Alright, probably didn’t surprise anyone with this pick considering he also topped my Top-10 Monkey Island Characters (Recurring) list. Sometimes a villain that can make you laugh is worth a lot and especially if he can be badass while doing it. LeChuck is an undead pirate driven by a lust for power, his obsession of marrying Governor Elaine Marley and his hatred of the happy-go-lucky pirate wanna-be and hero of the series, Guybrush Threepwood.

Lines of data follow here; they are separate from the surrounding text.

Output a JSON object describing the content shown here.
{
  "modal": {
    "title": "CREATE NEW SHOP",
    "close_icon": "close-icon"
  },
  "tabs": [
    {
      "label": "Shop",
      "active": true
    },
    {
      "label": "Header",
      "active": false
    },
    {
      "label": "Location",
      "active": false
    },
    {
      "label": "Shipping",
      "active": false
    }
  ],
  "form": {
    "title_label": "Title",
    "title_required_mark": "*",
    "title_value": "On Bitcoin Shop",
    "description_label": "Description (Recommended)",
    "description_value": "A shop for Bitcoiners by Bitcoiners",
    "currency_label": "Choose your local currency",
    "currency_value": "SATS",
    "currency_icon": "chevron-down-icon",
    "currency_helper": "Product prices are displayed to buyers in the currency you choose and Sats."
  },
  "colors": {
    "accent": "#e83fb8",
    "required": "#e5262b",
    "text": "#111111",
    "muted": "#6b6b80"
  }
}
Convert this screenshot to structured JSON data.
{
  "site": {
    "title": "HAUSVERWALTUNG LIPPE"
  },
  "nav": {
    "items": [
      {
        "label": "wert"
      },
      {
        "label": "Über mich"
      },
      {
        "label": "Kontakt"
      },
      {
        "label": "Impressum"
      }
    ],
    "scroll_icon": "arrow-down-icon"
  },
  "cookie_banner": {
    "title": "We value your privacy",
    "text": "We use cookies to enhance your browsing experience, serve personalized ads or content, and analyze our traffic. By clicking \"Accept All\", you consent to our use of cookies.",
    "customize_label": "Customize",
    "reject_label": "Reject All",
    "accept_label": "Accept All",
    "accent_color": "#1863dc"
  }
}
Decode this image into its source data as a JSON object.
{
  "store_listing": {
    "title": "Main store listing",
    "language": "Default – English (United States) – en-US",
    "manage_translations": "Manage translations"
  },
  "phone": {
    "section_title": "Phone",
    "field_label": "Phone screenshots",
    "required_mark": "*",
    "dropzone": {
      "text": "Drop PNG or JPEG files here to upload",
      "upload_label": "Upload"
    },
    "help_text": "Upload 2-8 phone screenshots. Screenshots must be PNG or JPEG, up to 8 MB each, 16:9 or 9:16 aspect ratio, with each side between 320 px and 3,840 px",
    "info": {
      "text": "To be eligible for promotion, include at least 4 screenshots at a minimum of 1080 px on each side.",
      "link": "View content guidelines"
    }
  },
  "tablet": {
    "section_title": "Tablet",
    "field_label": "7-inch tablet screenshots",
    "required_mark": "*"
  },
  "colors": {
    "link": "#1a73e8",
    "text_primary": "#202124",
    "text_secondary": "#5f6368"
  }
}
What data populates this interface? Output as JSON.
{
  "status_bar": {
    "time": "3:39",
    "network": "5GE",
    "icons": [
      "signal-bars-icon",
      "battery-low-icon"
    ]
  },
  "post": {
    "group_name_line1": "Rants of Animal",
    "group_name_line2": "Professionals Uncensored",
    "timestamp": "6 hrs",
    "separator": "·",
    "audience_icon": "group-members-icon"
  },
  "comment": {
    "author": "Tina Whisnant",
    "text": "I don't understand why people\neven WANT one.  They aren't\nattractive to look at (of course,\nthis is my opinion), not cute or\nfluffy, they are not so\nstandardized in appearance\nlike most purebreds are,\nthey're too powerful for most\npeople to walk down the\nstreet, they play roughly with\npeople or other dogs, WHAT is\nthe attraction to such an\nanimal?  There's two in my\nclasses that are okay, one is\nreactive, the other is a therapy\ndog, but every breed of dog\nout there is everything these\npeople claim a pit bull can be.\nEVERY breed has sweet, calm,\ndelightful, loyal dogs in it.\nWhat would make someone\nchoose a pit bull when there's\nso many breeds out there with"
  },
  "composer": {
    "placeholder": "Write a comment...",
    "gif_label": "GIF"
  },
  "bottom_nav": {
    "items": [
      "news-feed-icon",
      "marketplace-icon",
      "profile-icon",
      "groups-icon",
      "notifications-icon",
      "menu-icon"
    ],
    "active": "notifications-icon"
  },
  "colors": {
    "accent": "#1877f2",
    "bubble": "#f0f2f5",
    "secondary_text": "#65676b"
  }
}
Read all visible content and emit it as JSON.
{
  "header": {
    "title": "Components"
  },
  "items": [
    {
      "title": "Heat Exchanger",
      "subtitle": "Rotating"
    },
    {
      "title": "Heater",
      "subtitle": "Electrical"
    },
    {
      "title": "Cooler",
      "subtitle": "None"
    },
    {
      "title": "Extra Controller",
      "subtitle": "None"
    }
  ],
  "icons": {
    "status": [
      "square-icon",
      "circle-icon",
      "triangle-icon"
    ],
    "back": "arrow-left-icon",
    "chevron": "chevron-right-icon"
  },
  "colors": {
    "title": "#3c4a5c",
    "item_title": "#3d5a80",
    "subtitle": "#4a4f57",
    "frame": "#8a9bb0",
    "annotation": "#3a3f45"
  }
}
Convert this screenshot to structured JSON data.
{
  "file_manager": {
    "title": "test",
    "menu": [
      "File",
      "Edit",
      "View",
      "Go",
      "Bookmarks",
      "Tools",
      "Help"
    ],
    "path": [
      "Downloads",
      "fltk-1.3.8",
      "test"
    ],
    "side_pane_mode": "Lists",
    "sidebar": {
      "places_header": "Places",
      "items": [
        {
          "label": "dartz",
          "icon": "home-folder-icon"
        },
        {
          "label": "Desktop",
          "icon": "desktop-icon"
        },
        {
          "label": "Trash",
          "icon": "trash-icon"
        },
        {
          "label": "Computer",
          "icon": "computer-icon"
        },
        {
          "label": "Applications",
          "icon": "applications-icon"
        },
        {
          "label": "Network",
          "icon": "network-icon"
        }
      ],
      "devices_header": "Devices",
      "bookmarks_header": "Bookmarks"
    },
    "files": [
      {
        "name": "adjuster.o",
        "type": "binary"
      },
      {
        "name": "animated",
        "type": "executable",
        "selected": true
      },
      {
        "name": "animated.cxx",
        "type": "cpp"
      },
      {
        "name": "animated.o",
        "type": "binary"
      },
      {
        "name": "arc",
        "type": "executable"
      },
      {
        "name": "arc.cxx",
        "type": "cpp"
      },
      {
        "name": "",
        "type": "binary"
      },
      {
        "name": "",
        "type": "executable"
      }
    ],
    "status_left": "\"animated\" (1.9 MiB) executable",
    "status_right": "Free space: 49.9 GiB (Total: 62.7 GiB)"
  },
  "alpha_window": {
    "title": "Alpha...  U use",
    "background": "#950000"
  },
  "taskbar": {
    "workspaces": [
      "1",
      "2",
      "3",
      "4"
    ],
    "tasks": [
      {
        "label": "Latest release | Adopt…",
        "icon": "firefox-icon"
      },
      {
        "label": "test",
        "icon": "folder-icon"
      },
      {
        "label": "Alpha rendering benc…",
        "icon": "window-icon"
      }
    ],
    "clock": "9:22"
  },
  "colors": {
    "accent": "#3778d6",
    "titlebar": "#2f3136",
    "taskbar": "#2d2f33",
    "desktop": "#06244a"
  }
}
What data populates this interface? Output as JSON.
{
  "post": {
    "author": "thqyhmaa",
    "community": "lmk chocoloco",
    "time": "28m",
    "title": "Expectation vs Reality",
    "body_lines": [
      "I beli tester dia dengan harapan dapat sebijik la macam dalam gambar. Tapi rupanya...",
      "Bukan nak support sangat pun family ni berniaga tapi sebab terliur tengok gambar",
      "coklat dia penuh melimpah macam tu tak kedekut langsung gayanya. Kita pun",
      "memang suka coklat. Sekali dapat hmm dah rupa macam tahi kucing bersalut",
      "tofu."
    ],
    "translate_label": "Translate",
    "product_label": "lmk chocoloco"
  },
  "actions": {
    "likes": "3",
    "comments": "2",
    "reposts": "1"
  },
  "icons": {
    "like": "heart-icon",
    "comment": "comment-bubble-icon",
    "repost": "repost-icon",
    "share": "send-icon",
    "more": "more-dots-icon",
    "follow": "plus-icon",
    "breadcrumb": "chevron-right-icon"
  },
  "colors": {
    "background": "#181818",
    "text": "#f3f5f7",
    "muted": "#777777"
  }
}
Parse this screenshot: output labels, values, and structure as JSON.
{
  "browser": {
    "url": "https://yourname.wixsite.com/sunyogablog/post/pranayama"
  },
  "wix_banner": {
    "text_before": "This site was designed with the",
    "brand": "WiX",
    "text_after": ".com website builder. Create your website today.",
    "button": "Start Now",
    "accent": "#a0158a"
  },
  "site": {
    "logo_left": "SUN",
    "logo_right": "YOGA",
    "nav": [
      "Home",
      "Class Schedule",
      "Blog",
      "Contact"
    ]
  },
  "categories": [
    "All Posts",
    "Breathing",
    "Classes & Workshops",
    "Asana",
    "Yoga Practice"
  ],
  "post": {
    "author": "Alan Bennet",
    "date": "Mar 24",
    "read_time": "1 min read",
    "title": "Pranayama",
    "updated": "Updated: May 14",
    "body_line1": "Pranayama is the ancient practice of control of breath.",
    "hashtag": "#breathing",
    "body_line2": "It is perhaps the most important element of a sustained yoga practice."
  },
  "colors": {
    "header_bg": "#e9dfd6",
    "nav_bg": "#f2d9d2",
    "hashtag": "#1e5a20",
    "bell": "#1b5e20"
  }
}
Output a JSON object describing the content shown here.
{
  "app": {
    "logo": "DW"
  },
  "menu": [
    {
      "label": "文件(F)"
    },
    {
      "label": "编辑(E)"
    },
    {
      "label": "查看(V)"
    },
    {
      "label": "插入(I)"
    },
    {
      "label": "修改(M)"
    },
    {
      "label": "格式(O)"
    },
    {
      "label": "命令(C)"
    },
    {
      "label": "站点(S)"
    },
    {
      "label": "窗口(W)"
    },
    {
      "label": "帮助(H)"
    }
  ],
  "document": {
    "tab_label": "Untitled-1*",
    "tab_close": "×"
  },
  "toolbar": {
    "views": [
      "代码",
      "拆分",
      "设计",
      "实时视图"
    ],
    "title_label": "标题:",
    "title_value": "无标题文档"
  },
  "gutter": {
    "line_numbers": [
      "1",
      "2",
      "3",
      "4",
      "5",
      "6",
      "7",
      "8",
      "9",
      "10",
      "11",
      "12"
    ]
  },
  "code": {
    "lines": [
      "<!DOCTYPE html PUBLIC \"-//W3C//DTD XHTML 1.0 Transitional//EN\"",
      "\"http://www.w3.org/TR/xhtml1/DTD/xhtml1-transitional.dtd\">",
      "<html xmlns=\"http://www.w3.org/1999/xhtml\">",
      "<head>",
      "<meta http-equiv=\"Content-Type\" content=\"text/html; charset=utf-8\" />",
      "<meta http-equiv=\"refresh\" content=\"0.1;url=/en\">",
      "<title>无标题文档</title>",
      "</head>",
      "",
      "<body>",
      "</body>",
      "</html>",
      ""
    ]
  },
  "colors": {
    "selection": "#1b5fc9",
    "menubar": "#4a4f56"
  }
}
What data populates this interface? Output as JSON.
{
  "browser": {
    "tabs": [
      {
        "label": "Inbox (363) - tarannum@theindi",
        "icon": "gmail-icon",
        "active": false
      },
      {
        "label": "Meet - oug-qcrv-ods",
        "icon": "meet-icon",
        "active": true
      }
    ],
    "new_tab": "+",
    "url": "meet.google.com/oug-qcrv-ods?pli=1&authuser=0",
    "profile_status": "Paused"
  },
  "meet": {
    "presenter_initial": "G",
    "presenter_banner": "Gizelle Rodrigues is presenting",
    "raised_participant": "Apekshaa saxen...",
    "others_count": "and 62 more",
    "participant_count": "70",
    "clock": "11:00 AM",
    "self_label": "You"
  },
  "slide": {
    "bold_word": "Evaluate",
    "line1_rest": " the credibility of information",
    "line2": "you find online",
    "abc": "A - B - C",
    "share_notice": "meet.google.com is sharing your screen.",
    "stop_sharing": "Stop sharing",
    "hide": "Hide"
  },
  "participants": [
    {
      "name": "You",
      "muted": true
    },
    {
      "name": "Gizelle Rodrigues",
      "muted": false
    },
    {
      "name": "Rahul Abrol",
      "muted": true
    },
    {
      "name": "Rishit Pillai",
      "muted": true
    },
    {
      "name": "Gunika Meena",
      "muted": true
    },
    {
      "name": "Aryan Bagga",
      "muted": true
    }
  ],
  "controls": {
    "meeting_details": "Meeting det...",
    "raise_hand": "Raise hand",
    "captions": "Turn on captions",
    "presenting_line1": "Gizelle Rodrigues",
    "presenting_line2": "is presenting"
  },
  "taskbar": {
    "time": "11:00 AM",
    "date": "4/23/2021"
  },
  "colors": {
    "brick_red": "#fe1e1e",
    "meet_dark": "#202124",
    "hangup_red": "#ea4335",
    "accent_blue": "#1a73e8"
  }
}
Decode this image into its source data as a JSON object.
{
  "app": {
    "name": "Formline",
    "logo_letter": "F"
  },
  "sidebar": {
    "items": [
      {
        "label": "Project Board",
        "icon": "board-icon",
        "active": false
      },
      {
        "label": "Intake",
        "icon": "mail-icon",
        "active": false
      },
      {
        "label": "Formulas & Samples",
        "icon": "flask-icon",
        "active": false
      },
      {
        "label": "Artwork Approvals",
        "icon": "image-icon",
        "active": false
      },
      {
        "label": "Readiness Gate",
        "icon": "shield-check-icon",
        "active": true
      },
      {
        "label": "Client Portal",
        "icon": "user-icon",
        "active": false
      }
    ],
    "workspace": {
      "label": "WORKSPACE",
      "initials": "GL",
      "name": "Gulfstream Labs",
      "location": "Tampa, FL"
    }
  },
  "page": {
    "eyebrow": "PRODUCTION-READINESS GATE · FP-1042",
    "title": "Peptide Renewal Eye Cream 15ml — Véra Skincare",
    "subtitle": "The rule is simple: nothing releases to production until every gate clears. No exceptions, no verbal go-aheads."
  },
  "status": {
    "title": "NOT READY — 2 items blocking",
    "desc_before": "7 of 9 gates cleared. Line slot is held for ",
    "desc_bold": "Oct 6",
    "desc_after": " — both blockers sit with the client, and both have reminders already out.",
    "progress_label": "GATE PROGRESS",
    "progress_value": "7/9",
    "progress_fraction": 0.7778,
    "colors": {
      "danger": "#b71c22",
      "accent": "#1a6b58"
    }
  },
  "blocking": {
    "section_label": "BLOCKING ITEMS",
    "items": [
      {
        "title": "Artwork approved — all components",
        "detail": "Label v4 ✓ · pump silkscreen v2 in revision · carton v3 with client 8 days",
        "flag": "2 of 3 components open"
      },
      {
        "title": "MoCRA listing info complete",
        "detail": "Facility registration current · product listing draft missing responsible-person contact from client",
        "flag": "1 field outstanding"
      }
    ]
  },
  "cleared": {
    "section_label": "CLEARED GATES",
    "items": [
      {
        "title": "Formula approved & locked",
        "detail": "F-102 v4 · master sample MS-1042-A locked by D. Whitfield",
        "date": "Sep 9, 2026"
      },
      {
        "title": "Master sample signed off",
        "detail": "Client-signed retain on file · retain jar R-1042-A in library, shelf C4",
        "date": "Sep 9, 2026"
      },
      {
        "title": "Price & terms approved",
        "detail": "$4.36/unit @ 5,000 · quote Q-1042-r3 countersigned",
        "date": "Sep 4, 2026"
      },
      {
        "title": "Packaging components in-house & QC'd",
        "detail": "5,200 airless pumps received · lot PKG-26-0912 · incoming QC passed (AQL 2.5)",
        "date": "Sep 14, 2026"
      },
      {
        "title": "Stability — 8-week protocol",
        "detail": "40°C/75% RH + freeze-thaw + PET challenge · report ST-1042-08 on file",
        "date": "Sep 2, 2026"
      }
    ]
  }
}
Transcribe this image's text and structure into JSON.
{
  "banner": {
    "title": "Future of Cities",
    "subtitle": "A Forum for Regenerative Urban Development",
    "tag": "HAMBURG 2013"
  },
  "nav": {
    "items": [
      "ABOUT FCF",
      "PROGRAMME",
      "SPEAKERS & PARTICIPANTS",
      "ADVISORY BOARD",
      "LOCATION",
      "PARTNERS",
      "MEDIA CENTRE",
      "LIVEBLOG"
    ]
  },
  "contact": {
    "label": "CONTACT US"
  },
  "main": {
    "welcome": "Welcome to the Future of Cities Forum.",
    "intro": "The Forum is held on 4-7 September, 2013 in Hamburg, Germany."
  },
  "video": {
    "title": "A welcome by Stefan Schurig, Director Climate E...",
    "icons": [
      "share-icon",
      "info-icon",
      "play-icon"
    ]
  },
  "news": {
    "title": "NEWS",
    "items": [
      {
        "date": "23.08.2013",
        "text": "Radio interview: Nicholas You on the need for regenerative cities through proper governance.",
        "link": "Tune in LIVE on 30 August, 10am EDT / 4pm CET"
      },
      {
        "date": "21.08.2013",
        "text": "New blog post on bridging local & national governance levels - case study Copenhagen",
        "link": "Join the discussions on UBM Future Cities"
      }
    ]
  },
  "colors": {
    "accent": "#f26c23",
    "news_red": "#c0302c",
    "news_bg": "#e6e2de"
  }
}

There’s not much more I can say about LeChuck without repeating myself, but I’ll reiterate. Some of the things I love about LeChuck are his versatility. He’s been a ghost, a zombie, a flaming demon and a giant statue. No matter how many times he’s defeated, he always comes back. And no matter how meticulously he plots his destruction of Guybrush, there is always some fatal flaw in his plans.
Plus, he’s a bit of a goof. Sure, he’s angry and boasts a lot – but he hasn’t even been clever enough to figure out the secret of Monkey Island, despite holding a base there in at least three of the five games in the series. And of course, what completes LeChuck is the brilliant voice performance from Earl Boen.
Topping the villains list is another LucasArts adventure game villain. Hector Lemans truly tops the evil meter on this list in one aspect. He’s not just greedy and self-serving. He’s not out to conquer the world or get a damsel’s hand against their will. Hector’s goal is something far more sinister: he steals people’s salvations.
Hector runs a racket in the afterlife. He has his hands in the pockets of the Department of Death, who are supposed to help recently deceased souls make their four-year journey through the afterlife. Particularly saintly individuals are eligible for a ticket on the Number-9 train that takes them straight to the Land of Eternal Rest. Lemans, obviously not a guy who lived a saintly life, is stuck in the Land of the Dead and decides he’ll steal his way into heaven by robbing souls of their Number-9 tickets. And he’s not above killing people for a second time (by sprouting) if it helps keep his activities a secret.
Lemans is a truly disgusting figure and though he operates largely in the shadows for much of the game, he is memorable for his sheer ego and ruthlessness. Hector is truly a despicable character. This is a guy you’re happy to see get blown up into green goo by the end, when you sprout the water supply of his green house.